According to new data from the Center of Disease Control (CDC), there were 3.8 million births in the U.S. in 2017 – down 2 percent from 2016 and the lowest number in three decades. 

Here are more startling facts:

  • The fertility rate fell to a record low of 60.2 births per 1,000 women of childbearing age.

  • Birthrates fell for nearly every age group but rose for women in their early 40s

  • Teen birth rates are down 7 percent from 2016 continuing a downward trend that has cut teen birth rates by 55 percent since 2007

  • Births fell among women in their 20s and 30s between 1 percent and 6 percent – the largest decline was among young women 20-24 years old.

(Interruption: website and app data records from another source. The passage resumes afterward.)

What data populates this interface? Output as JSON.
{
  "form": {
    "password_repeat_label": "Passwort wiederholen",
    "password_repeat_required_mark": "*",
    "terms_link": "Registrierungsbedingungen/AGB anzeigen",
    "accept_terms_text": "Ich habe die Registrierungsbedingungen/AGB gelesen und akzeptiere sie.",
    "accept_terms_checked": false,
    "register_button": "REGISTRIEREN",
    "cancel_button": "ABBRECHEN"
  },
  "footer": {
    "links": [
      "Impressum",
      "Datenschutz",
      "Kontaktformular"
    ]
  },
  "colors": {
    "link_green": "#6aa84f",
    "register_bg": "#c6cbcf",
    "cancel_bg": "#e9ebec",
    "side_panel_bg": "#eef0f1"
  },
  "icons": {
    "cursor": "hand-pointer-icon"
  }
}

  • Birth rates fell for women of almost every racedeclined 2 percent for Hispanic women, 3 percent for white women, and 2 percent for Asian women, but was relatively unchanged for black women

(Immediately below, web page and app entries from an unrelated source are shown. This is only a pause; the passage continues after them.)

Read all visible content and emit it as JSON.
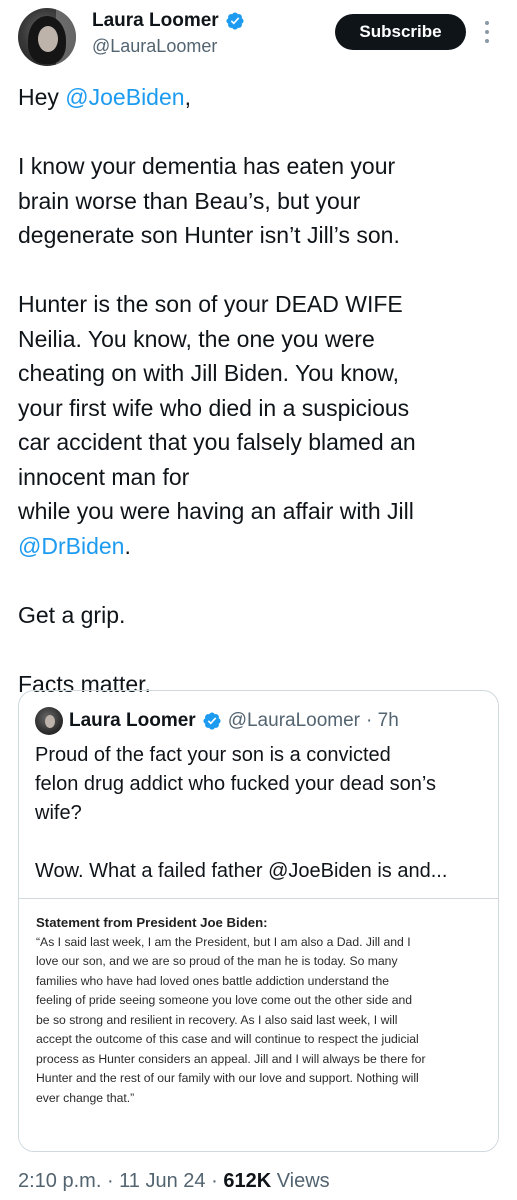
{
  "author": {
    "display_name": "Laura Loomer",
    "handle": "@LauraLoomer",
    "verified": true,
    "avatar_icon": "profile-photo"
  },
  "actions": {
    "subscribe_label": "Subscribe",
    "more_icon": "vertical-ellipsis-icon"
  },
  "tweet": {
    "greeting_prefix": "Hey ",
    "greeting_mention": "@JoeBiden",
    "greeting_suffix": ",",
    "para1_lines": [
      "I know your dementia has eaten your",
      "brain worse than Beau’s, but your",
      "degenerate son Hunter isn’t Jill’s son."
    ],
    "para2_lines": [
      "Hunter is the son of your DEAD WIFE",
      "Neilia. You know, the one you were",
      "cheating on with Jill Biden. You know,",
      "your first wife who died in a suspicious",
      "car accident that you falsely blamed an",
      "innocent man for",
      "while you were having an affair with Jill"
    ],
    "para2_mention": "@DrBiden",
    "para2_mention_suffix": ".",
    "line_grip": "Get a grip.",
    "line_facts": "Facts matter."
  },
  "quote": {
    "display_name": "Laura Loomer",
    "handle": "@LauraLoomer",
    "time": "· 7h",
    "text_lines": [
      "Proud of the fact your son is a convicted",
      "felon drug addict who fucked your dead son’s",
      "wife?"
    ],
    "text_line2": "Wow. What a failed father @JoeBiden is and...",
    "statement_title": "Statement from President Joe Biden:",
    "statement_lines": [
      "“As I said last week, I am the President, but I am also a Dad. Jill and I",
      "love our son, and we are so proud of the man he is today. So many",
      "families who have had loved ones battle addiction understand the",
      "feeling of pride seeing someone you love come out the other side and",
      "be so strong and resilient in recovery. As I also said last week, I will",
      "accept the outcome of this case and will continue to respect the judicial",
      "process as Hunter considers an appeal. Jill and I will always be there for",
      "Hunter and the rest of our family with our love and support. Nothing will",
      "ever change that.”"
    ]
  },
  "meta": {
    "time": "2:10 p.m.",
    "sep1": " · ",
    "date": "11 Jun 24",
    "sep2": " · ",
    "views_count": "612K",
    "views_label": " Views"
  },
  "colors": {
    "link": "#1d9bf0",
    "verified": "#1d9bf0",
    "secondary_text": "#536471",
    "primary_text": "#0f1419"
  }
}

Birth rates in the U.S. have generally been in decline for decades with spikes and dips that correspond to economic changes, generational sizes, and other factors.

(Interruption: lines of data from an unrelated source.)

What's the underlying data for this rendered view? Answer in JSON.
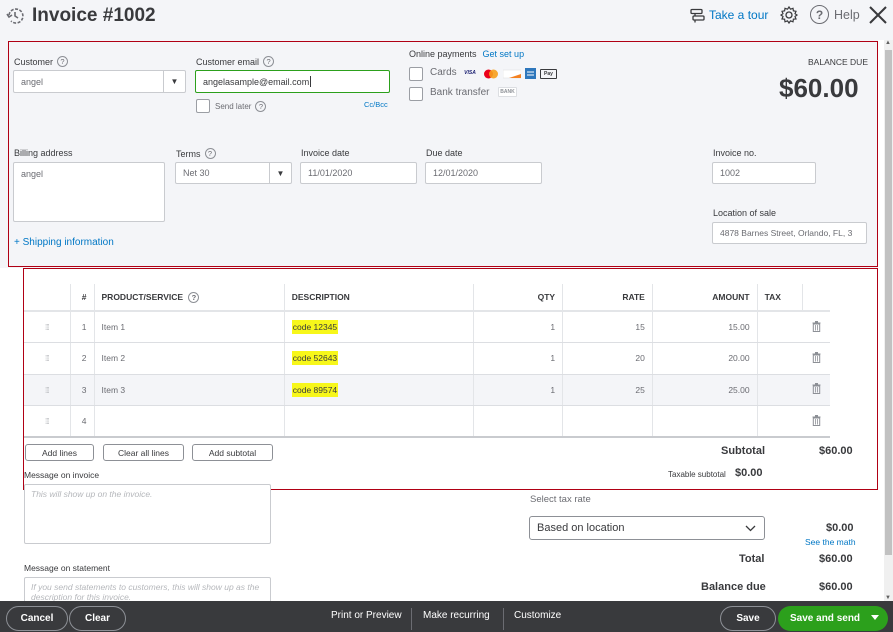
{
  "header": {
    "title": "Invoice #1002",
    "take_tour": "Take a tour",
    "help": "Help"
  },
  "customer": {
    "label": "Customer",
    "value": "angel",
    "email_label": "Customer email",
    "email_value": "angelasample@email.com",
    "send_later": "Send later",
    "cc_bcc": "Cc/Bcc"
  },
  "online_payments": {
    "label": "Online payments",
    "setup_link": "Get set up",
    "cards_label": "Cards",
    "card_logos": [
      "VISA",
      "Mastercard",
      "Discover",
      "Amex",
      "Apple Pay"
    ],
    "bank_label": "Bank transfer",
    "bank_logo": "BANK"
  },
  "balance": {
    "label": "BALANCE DUE",
    "amount": "$60.00"
  },
  "billing": {
    "label": "Billing address",
    "value": "angel",
    "shipping_link": "+ Shipping information"
  },
  "terms": {
    "label": "Terms",
    "value": "Net 30"
  },
  "invoice_date": {
    "label": "Invoice date",
    "value": "11/01/2020"
  },
  "due_date": {
    "label": "Due date",
    "value": "12/01/2020"
  },
  "invoice_no": {
    "label": "Invoice no.",
    "value": "1002"
  },
  "location": {
    "label": "Location of sale",
    "value": "4878  Barnes Street, Orlando, FL, 3"
  },
  "table": {
    "headers": {
      "num": "#",
      "product": "PRODUCT/SERVICE",
      "description": "DESCRIPTION",
      "qty": "QTY",
      "rate": "RATE",
      "amount": "AMOUNT",
      "tax": "TAX"
    },
    "rows": [
      {
        "num": "1",
        "product": "Item 1",
        "description": "code 12345",
        "qty": "1",
        "rate": "15",
        "amount": "15.00",
        "tax": ""
      },
      {
        "num": "2",
        "product": "Item 2",
        "description": "code 52643",
        "qty": "1",
        "rate": "20",
        "amount": "20.00",
        "tax": ""
      },
      {
        "num": "3",
        "product": "Item 3",
        "description": "code 89574",
        "qty": "1",
        "rate": "25",
        "amount": "25.00",
        "tax": ""
      },
      {
        "num": "4",
        "product": "",
        "description": "",
        "qty": "",
        "rate": "",
        "amount": "",
        "tax": ""
      }
    ]
  },
  "line_buttons": {
    "add_lines": "Add lines",
    "clear_all": "Clear all lines",
    "add_subtotal": "Add subtotal"
  },
  "messages": {
    "invoice_label": "Message on invoice",
    "invoice_placeholder": "This will show up on the invoice.",
    "statement_label": "Message on statement",
    "statement_placeholder": "If you send statements to customers, this will show up as the description for this invoice."
  },
  "totals": {
    "subtotal_label": "Subtotal",
    "subtotal_value": "$60.00",
    "taxable_label": "Taxable subtotal",
    "taxable_value": "$0.00",
    "tax_rate_label": "Select tax rate",
    "tax_rate_value": "Based on location",
    "tax_value": "$0.00",
    "see_math": "See the math",
    "total_label": "Total",
    "total_value": "$60.00",
    "balance_label": "Balance due",
    "balance_value": "$60.00"
  },
  "footer": {
    "cancel": "Cancel",
    "clear": "Clear",
    "print_preview": "Print or Preview",
    "make_recurring": "Make recurring",
    "customize": "Customize",
    "save": "Save",
    "save_send": "Save and send"
  }
}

The most recent recession is far in our rearview mirror, the economy is picking up steam, and unemployment levels are at historic lows. The big question is why birth rates are still falling?

The CDC posits three explanations:

  1. Millennials Delaying Marriage – Millennial women postponed both marriage and kids because the economy was weak and employment hard to find. Despite the recovery, many Millennials still do not think they are in an economic position to start families. According to Pewtwo-thirds of never-married Millennials (65 percent) say they would like to get married someday, but about a third (29 percent) say they are not financially prepared.
  2. Immigration – Immigrant moms deliver a quarter of U.S.-born babies. Asian immigrants make up a larger proportion of immigrants and they have fewer children than other immigrant groups.
  3. Contraception – Women are increasingly using IUDs and other long-acting forms of contraception.

Birth rates matter because a society that isn't growing will suffer economicallyFewer families and declining household formation lead to declining spending on products and services from cribs, clothes, and education to homes, cars, and durable household goods. U.S. businesses which supply diapers, formula, and baby furniture are all feeling the pinch.

Our workforce also loses its infusion of young fresh workers. Baby boomers are aging and leaving the workforce. Not only does that leave even fewer workers for the available jobs, but it spells trouble for an unsustainable Social Security system that already depends on over 2 workers supporting the benefits of each retiree. That balance will only grow worse.

One bright spot is the rise in 40+ moms. As women delay childbearing for career or financial stability, advances in medicine make it possible to have children later in life With the challenges of infertility, there's no guarantee that technology can overcome nature.